For each line below that contains the word "Subscriptions", return that line.

+ + +

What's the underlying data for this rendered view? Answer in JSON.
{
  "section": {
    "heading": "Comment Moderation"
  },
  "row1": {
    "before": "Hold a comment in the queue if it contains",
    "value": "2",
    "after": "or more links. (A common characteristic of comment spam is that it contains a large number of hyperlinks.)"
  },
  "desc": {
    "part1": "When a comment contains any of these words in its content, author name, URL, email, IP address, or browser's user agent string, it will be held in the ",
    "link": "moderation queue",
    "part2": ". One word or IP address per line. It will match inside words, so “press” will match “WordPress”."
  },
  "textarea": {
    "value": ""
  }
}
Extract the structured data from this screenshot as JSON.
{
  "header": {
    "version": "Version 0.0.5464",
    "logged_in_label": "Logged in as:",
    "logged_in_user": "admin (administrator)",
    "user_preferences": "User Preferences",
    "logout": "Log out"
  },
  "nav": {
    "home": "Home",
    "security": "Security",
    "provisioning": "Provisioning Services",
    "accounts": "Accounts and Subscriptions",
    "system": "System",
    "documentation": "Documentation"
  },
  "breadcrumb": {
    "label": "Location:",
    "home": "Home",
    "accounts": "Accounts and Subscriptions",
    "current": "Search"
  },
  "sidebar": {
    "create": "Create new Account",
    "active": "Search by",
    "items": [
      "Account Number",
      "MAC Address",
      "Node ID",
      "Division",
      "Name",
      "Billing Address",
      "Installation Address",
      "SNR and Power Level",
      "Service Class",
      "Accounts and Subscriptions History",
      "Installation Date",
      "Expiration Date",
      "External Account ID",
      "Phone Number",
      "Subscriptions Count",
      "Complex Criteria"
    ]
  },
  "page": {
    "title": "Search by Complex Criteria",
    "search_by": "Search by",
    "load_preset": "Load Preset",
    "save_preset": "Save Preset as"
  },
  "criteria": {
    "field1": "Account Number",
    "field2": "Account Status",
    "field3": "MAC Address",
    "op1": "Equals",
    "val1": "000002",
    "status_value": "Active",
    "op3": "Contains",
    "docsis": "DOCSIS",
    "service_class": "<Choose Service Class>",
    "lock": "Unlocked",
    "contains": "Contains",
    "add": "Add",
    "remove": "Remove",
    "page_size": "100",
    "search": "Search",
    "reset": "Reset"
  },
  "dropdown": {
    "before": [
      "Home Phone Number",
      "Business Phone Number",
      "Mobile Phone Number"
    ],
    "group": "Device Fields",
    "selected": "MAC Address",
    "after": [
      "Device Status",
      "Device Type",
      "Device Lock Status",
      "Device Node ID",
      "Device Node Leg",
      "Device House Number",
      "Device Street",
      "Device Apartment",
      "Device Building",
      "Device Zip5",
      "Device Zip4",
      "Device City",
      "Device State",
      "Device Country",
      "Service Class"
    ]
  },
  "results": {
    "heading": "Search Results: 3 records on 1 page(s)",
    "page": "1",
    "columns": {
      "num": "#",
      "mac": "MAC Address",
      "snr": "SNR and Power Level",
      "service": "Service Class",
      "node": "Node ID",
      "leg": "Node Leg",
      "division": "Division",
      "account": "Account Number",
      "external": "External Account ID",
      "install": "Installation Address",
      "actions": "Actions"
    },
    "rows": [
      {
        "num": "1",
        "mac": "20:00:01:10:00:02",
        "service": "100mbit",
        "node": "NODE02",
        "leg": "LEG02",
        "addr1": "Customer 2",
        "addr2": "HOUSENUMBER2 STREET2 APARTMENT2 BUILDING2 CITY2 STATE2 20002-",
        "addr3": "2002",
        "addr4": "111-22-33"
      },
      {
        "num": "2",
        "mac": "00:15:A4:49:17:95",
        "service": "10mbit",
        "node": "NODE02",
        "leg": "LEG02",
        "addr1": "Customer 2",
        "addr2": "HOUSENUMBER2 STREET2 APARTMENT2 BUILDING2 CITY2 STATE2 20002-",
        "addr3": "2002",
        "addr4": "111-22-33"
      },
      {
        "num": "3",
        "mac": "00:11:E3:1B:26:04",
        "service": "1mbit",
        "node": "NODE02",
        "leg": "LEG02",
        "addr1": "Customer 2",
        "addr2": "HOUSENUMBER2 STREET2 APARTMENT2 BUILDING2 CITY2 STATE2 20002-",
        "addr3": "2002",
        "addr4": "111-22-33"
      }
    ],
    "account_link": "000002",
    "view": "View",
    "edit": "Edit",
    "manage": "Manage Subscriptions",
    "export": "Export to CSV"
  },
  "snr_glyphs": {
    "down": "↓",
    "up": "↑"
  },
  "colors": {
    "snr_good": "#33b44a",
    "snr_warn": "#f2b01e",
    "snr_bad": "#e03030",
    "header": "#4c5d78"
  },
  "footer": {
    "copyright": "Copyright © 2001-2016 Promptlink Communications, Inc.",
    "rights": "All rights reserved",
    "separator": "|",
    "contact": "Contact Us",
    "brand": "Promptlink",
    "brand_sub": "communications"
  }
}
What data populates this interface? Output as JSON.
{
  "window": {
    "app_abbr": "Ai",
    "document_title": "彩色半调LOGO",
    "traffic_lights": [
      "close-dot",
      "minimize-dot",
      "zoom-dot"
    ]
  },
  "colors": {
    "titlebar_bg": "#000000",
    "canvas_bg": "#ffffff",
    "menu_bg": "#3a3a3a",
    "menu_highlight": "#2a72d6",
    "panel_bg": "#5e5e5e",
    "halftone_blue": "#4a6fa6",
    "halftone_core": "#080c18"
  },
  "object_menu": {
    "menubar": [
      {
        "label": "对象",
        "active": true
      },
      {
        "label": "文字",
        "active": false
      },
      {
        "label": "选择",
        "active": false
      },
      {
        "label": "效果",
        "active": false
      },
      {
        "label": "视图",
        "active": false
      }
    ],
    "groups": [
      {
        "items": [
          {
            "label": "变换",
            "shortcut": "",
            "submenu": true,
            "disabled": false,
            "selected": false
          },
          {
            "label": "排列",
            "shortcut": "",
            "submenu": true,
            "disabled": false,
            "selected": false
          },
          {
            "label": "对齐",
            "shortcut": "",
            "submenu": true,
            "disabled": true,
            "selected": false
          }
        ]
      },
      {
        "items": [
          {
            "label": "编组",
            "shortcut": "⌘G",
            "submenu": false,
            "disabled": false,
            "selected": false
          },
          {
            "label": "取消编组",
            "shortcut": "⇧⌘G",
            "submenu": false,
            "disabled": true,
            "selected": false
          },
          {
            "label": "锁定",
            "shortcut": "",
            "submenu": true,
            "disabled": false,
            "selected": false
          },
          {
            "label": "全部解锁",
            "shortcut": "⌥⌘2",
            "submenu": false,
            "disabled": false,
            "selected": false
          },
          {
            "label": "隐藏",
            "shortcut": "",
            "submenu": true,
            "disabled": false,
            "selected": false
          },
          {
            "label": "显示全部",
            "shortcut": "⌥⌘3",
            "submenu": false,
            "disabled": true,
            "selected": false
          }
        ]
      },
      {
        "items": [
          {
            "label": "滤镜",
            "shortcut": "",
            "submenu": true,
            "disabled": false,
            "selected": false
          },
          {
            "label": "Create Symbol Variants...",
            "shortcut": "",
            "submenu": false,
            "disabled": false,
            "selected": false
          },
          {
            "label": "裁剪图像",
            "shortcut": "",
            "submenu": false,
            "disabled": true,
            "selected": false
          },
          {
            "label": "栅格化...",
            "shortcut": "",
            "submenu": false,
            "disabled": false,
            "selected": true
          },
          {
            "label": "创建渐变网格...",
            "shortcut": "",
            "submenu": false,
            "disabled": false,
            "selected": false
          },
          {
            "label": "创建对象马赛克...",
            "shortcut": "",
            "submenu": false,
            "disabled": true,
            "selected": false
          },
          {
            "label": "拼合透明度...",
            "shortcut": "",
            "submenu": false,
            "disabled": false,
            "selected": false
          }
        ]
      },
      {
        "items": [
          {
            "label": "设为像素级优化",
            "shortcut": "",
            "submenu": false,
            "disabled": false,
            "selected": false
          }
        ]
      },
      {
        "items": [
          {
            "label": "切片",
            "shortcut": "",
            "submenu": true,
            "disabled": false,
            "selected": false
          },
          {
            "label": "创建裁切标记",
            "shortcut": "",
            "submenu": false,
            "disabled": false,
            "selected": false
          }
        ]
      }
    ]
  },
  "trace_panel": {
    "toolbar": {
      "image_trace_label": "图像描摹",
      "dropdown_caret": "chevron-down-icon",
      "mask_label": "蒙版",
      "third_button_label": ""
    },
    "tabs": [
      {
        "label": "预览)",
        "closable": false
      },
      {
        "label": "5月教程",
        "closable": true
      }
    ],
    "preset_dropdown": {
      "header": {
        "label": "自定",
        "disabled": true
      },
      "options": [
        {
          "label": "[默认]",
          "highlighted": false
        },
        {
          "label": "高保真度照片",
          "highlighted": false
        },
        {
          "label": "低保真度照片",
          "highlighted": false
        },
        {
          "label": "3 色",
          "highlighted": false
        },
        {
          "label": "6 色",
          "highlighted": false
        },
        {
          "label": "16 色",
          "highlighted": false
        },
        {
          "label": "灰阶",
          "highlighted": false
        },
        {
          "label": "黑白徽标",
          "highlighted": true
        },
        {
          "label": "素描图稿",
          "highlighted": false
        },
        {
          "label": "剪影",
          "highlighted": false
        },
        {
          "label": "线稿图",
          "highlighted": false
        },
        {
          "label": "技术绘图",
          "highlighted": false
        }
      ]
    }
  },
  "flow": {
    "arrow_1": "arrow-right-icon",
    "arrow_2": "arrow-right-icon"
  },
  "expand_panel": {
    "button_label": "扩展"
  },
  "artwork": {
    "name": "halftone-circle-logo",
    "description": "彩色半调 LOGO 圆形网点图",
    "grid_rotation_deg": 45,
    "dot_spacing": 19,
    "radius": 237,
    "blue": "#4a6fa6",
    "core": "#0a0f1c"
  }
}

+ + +

» Exercise result:
    "accounts": "Accounts and Subscriptions",
    "accounts": "Accounts and Subscriptions",
      "Accounts and Subscriptions History",
      "Subscriptions Count",
    "manage": "Manage Subscriptions",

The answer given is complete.